DNA sequencing-based immunoprofiling quantitatively measures AR diversity in samples by determining the sequences of V(D)J junctions. AR receptor diversity is vast due to a combinatorial rearrangement process that inserts a variable number of random DNA bases at each junction. In the sequencing process V(D)J junctions are amplified with V and J gene specific primers and, to be quantitative, differences in amplification rates that are due to primer sequences must be factored into each assay. Read more
Immunoprofiling is the quantitative measurement of antigen receptors (ARs; antibodies or T-cell receptors) in a sample and is a hot area in biotechnology. Immunoprofiling is used to assess the diversity of antigen receptors (ARs: antibodies and T-Cell receptors) and how this diversity changes in response to allergens, infections, or vaccines. In cancer therapy, Immunoprofiling is used to develop biomarkers and understand how an individual’s immune cells fight tumors, and predict individuals' response to immunotherapy.

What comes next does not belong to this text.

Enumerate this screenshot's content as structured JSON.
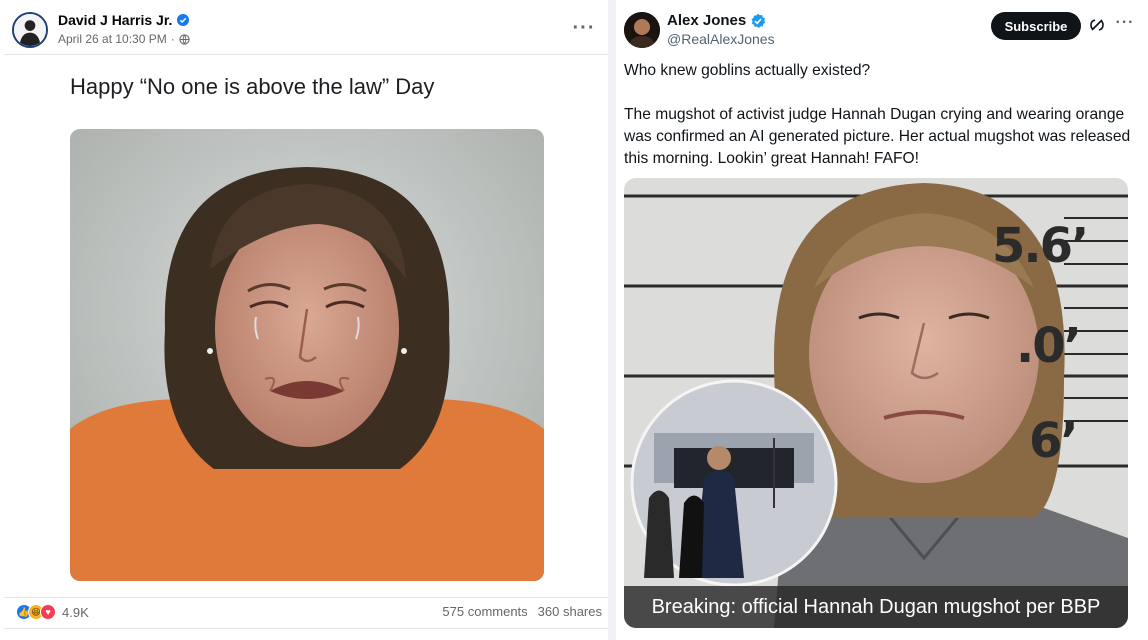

BCRs (antibodies) and TCRs (T cell receptors) are the recognition molecules of our immune system; the molecules they bind are called antigens. BCRs and TCRs are similar in many ways, but their differences form the core of how self and non-self are recognized. Read more

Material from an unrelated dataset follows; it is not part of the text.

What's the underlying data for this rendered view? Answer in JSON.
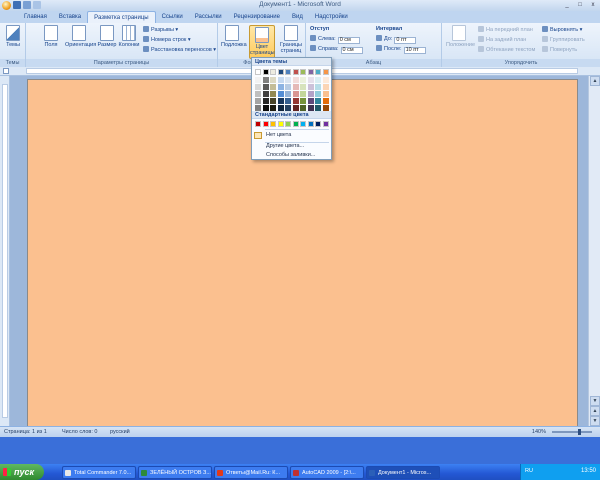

Immuno-bioinformatics is a fast growing subdiscipline of immuno-biotechnology. New technologies like immune-profiling and targeted cancer therapies are leading to job growth and demands for new skills and knowledge in biomanufacturing, quality systems, informatics, and cancer biology. Read more